Output the listing below verbatim.

┏━━

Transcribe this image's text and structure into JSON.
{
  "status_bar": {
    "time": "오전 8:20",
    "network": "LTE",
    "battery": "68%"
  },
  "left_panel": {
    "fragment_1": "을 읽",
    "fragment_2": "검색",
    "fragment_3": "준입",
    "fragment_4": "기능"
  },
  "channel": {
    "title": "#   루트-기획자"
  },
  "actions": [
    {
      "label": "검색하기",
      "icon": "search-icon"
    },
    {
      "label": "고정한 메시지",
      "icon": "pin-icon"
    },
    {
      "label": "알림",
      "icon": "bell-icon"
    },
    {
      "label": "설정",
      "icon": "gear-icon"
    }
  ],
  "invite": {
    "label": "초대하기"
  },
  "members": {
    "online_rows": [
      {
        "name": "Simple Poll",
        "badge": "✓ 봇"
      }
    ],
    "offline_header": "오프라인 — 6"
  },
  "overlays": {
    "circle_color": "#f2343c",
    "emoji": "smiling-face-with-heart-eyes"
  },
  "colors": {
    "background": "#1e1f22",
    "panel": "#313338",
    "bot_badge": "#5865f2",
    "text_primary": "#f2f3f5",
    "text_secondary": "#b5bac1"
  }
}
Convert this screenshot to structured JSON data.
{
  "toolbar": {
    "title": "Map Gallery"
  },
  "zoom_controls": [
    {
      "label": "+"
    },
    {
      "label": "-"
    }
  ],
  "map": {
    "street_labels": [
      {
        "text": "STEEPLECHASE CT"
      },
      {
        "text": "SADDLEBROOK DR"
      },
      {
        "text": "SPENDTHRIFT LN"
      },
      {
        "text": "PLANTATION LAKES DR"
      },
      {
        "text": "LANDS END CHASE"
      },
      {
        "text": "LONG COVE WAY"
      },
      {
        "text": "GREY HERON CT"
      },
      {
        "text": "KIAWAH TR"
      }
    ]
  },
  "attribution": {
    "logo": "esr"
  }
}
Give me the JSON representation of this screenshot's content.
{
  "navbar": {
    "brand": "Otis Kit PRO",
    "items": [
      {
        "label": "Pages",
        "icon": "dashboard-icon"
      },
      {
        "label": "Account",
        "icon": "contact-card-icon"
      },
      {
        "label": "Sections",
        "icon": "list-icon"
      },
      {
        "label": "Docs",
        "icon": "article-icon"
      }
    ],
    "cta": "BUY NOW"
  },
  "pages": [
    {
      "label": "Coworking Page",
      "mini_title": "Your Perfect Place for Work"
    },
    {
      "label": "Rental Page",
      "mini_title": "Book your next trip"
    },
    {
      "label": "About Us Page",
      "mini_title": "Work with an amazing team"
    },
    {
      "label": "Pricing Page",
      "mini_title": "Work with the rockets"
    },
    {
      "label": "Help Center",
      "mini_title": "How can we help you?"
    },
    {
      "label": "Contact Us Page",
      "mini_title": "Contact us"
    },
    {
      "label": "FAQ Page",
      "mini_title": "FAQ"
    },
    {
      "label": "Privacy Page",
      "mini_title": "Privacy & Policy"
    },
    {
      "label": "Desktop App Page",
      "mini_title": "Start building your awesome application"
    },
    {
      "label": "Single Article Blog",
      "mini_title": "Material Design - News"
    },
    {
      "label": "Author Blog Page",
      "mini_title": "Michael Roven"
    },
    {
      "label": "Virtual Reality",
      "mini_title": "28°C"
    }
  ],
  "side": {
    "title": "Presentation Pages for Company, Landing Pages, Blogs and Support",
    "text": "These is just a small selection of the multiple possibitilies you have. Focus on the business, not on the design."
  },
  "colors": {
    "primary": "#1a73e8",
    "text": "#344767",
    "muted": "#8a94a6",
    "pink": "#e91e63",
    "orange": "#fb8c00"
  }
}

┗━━

» Written solution:
Transcribe this image's text and structure into JSON.
{
  "status_bar": {
    "time": "오전 8:20",
    "network": "LTE",
    "battery": "68%"
  },
  "left_panel": {
    "fragment_1": "을 읽",
    "fragment_2": "검색",
    "fragment_3": "준입",
    "fragment_4": "기능"
  },
  "channel": {
    "title": "#   루트-기획자"
  },
  "actions": [
    {
      "label": "검색하기",
      "icon": "search-icon"
    },
    {
      "label": "고정한 메시지",
      "icon": "pin-icon"
    },
    {
      "label": "알림",
      "icon": "bell-icon"
    },
    {
      "label": "설정",
      "icon": "gear-icon"
    }
  ],
  "invite": {
    "label": "초대하기"
  },
  "members": {
    "online_rows": [
      {
        "name": "Simple Poll",
        "badge": "✓ 봇"
      }
    ],
    "offline_header": "오프라인 — 6"
  },
  "overlays": {
    "circle_color": "#f2343c",
    "emoji": "smiling-face-with-heart-eyes"
  },
  "colors": {
    "background": "#1e1f22",
    "panel": "#313338",
    "bot_badge": "#5865f2",
    "text_primary": "#f2f3f5",
    "text_secondary": "#b5bac1"
  }
}
Convert this screenshot to structured JSON data.
{
  "toolbar": {
    "title": "Map Gallery"
  },
  "zoom_controls": [
    {
      "label": "+"
    },
    {
      "label": "-"
    }
  ],
  "map": {
    "street_labels": [
      {
        "text": "STEEPLECHASE CT"
      },
      {
        "text": "SADDLEBROOK DR"
      },
      {
        "text": "SPENDTHRIFT LN"
      },
      {
        "text": "PLANTATION LAKES DR"
      },
      {
        "text": "LANDS END CHASE"
      },
      {
        "text": "LONG COVE WAY"
      },
      {
        "text": "GREY HERON CT"
      },
      {
        "text": "KIAWAH TR"
      }
    ]
  },
  "attribution": {
    "logo": "esr"
  }
}
Give me the JSON representation of this screenshot's content.
{
  "navbar": {
    "brand": "Otis Kit PRO",
    "items": [
      {
        "label": "Pages",
        "icon": "dashboard-icon"
      },
      {
        "label": "Account",
        "icon": "contact-card-icon"
      },
      {
        "label": "Sections",
        "icon": "list-icon"
      },
      {
        "label": "Docs",
        "icon": "article-icon"
      }
    ],
    "cta": "BUY NOW"
  },
  "pages": [
    {
      "label": "Coworking Page",
      "mini_title": "Your Perfect Place for Work"
    },
    {
      "label": "Rental Page",
      "mini_title": "Book your next trip"
    },
    {
      "label": "About Us Page",
      "mini_title": "Work with an amazing team"
    },
    {
      "label": "Pricing Page",
      "mini_title": "Work with the rockets"
    },
    {
      "label": "Help Center",
      "mini_title": "How can we help you?"
    },
    {
      "label": "Contact Us Page",
      "mini_title": "Contact us"
    },
    {
      "label": "FAQ Page",
      "mini_title": "FAQ"
    },
    {
      "label": "Privacy Page",
      "mini_title": "Privacy & Policy"
    },
    {
      "label": "Desktop App Page",
      "mini_title": "Start building your awesome application"
    },
    {
      "label": "Single Article Blog",
      "mini_title": "Material Design - News"
    },
    {
      "label": "Author Blog Page",
      "mini_title": "Michael Roven"
    },
    {
      "label": "Virtual Reality",
      "mini_title": "28°C"
    }
  ],
  "side": {
    "title": "Presentation Pages for Company, Landing Pages, Blogs and Support",
    "text": "These is just a small selection of the multiple possibitilies you have. Focus on the business, not on the design."
  },
  "colors": {
    "primary": "#1a73e8",
    "text": "#344767",
    "muted": "#8a94a6",
    "pink": "#e91e63",
    "orange": "#fb8c00"
  }
}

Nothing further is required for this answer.